Prompt → Return a copy of every line in the data below that contains "Sales".

(Data about app and page elements)
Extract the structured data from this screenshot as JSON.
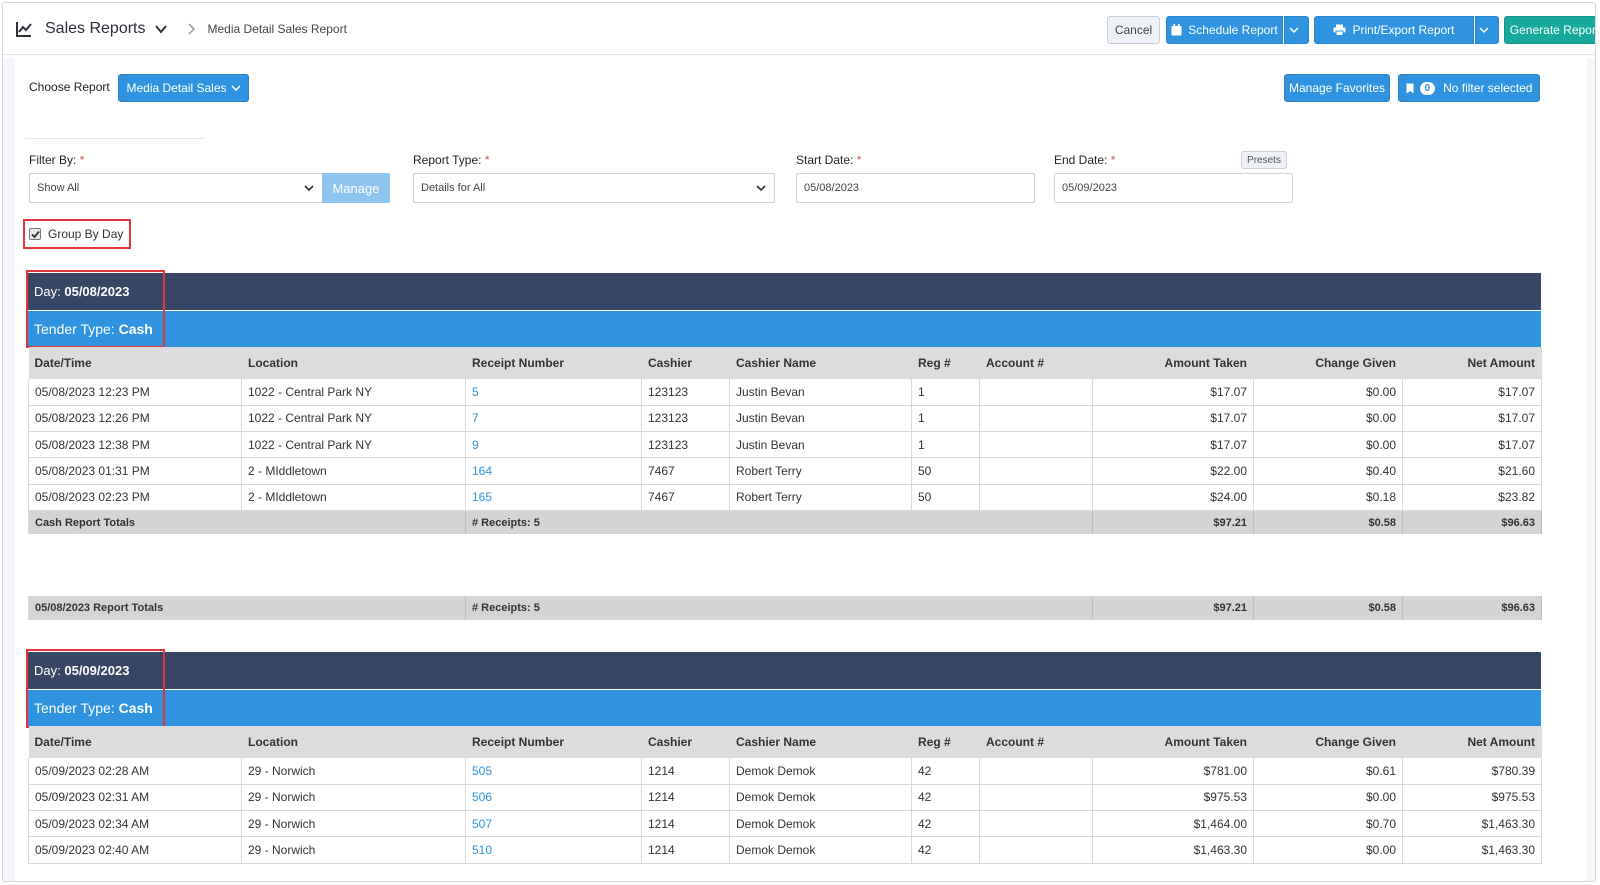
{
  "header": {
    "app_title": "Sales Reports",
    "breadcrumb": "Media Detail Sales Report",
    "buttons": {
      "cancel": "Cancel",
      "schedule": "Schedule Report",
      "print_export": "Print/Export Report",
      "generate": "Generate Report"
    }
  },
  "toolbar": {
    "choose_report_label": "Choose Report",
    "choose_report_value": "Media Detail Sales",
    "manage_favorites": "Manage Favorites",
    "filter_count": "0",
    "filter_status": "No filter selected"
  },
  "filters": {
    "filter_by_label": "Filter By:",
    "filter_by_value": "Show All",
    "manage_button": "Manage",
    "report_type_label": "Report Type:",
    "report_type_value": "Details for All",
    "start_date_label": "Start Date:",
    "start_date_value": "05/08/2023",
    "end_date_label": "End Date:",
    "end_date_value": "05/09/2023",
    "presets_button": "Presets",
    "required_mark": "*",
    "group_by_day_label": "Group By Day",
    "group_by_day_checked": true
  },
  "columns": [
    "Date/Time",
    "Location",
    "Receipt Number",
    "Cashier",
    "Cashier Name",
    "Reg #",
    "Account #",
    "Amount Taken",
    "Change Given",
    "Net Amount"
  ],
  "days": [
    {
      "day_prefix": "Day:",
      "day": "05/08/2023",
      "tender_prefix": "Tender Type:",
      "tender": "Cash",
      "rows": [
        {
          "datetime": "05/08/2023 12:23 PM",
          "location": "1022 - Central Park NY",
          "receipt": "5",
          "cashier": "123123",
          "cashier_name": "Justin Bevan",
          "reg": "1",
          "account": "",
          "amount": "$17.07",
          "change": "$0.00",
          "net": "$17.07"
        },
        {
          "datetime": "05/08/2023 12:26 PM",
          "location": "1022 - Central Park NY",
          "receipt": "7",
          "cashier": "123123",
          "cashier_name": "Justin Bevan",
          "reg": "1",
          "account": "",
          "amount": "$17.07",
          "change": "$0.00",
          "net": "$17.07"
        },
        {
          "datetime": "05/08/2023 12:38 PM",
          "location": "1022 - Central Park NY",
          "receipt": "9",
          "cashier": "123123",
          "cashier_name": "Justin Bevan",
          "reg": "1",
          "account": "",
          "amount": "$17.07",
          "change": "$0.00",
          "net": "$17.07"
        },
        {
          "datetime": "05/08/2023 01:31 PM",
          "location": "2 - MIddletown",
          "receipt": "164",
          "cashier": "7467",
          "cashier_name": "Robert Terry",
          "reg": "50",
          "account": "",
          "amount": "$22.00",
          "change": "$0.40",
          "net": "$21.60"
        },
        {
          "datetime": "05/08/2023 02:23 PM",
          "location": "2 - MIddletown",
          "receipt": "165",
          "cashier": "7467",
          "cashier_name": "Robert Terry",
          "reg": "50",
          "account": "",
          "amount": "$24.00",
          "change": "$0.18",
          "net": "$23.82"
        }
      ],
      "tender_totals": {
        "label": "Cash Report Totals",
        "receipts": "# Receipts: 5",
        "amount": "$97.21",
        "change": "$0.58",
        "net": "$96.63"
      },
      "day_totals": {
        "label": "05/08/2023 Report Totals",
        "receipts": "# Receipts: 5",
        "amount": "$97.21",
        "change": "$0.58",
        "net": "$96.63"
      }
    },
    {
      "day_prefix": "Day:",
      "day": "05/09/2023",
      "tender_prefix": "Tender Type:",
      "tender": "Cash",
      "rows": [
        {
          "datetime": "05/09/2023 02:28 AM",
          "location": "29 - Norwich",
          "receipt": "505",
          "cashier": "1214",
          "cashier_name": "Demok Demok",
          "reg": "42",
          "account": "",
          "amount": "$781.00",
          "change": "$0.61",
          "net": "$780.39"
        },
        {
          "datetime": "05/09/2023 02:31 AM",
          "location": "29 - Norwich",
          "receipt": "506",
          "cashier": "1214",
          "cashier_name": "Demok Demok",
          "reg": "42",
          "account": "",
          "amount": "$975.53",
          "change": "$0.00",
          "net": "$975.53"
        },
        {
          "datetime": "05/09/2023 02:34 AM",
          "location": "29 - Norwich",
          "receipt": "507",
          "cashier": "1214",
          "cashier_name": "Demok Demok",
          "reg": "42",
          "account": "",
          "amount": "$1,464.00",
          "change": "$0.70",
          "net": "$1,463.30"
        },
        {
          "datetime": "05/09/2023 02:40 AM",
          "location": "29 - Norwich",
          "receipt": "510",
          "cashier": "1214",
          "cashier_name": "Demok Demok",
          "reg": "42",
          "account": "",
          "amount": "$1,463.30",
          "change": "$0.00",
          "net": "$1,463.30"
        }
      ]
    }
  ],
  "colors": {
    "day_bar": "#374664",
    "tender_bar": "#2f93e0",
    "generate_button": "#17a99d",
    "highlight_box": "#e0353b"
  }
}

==

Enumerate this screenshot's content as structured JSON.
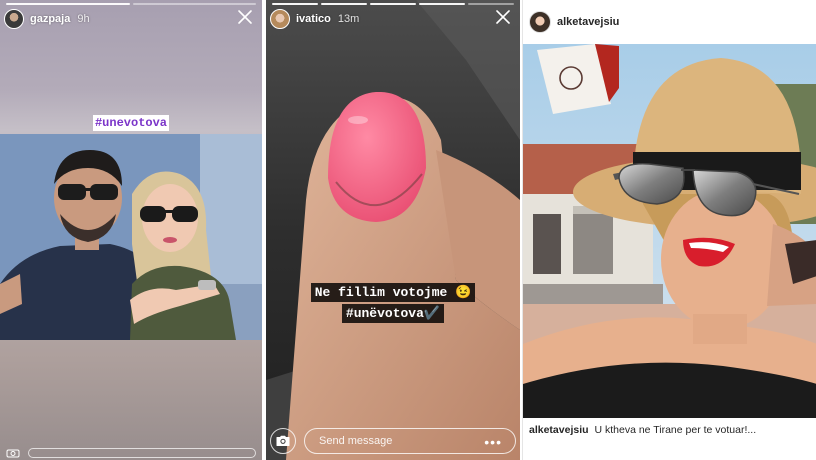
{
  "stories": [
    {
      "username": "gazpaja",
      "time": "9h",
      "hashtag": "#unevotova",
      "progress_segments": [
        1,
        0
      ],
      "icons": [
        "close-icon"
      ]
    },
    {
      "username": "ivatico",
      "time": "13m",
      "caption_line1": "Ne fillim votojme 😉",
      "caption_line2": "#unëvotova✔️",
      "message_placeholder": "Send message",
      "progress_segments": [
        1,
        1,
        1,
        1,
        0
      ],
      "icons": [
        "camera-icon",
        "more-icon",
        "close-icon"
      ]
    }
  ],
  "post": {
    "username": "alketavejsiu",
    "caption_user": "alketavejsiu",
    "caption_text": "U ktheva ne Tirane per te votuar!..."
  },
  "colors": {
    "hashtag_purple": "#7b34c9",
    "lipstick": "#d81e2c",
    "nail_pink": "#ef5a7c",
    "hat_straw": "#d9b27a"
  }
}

Answer space →
    "app_title": "Sales Reports",
    "breadcrumb": "Media Detail Sales Report",
    "choose_report_value": "Media Detail Sales",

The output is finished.